New Mexico had one other scorer in double figures last year, and two others hit that benchmark in 2015-16. The Lobos won 17 games in both seasons.
“I have had some decent scoring numbers but did not necessarily shoot the ball too well,” Brown said. “At least that put me in position to have schools like Oregon and others coming to me and I am fortunate for that. One thing that is missing from my career is winning.
“I have not really won since high school, and that is not a good feeling. Obviously, they win a lot of games here so I wanted to come and be coached to learn as much as I can and hopefully win a ton of games. That is what I had in mind coming here.”
Oregon has plenty of shots available with returnees Payton Pritchard, Roman Sorkin and Keith Smith combining for 345 of the 2,270 field-goal attempts for the Ducks last year.
Pritchard figures to boost his scoring average from 7.4, and five-star freshman Troy Brown will likely be among the top scorers for the Ducks, who could include up to nine players in their regular rotation.
“I am not going to go out and shoot the ball every time down the floor, that is not something I want to do,” Elijah Brown said. “My efficiency is something that has held me back the last couple years. I’ve been fortunate to put up decent scoring numbers, but I have always felt like I can be better with my assist-to-turnover ratio and shooting percentages. I think being here will give me my best shot at improving that.”
In two exhibition games, Brown shot 13-for-17 from the field, including 8-for-11 on 3-pointers to total 39 points in 44 minutes with nine assists and five rebounds.
Brown averaged 3.1 assists each of the past two seasons, which would have ranked second on the Ducks in both of those years. He had 5.2 rebounds per game last year after getting 5.5 as a sophomore.
“I have been really impressed with his work ethic, he is in the gym all the time working on the things we want him to do to improve his efficiency,” Altman said. “I love his competitiveness. I think he will have a good year for us.”
Altman is comfortable playing Brown for some minutes at point guard.
“The fact that Oregon plays up and down means a lot of opportunities to have assists to my teammates, put some balls in the basket and get deflections and steals on the defensive end,” Brown said.

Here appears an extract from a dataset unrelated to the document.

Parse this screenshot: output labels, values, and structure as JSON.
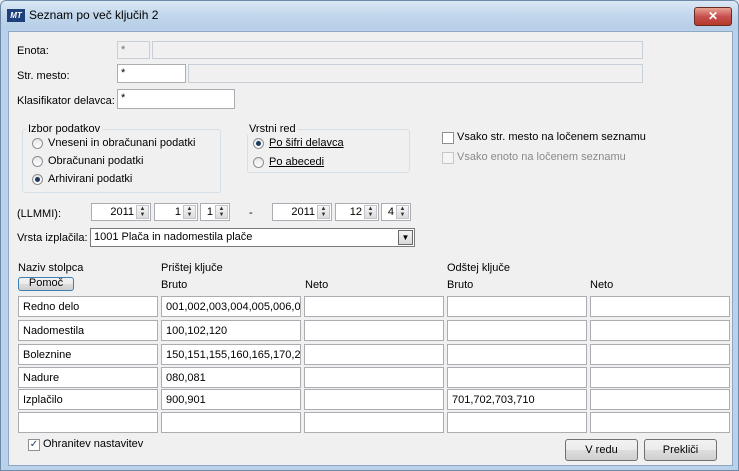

“Everyone handles the ball well and is a threat to score. I have a lot of confidence in coach Altman and the staff that whatever they set out will work because we have the personnel for it.”
After graduating from New Mexico in the spring, Brown looked for a program that could give him better visibility to NBA teams. He consulted with his father, Mike — an assistant with the Golden State Warriors — before picking Oregon over Gonzaga and Iowa State.
“The older I have gotten, the more I appreciate what my dad brings to the table,” Brown said. “It is kind of hard sometimes to separate the coach and dad side, but we have done a good job to this point. Going through this process and wanting to get to the level he is already at, I use him as a resource any time I need him.”
Brown played his first two seasons of high school in Cleveland while his dad coached the Cavaliers. When Mike Brown was hired to coach the Los Angeles Lakers in 2011, his son transferred to play two years at Southern California powerhouse Mater Dei.
Brown signed to play for Brad Stevens at Butler, but Stevens was hired by the Boston Celtics the summer Brown arrived on campus. Brown averaged 6.6 points per game as a freshman before transferring to play two seasons at New Mexico.
Brown earned all-Mountain West Conference honors both years before moving to Oregon for his final college season.
“At the end of the day, you can make it from anywhere so it came down to the fit for me,” Brown said. “It is definitely a blessing to play at this level.
“The Pac-12 is loaded and we have a tough schedule, so to have the chance to show what I can do at the highest level for my last year, I couldn’t ask for anything more.”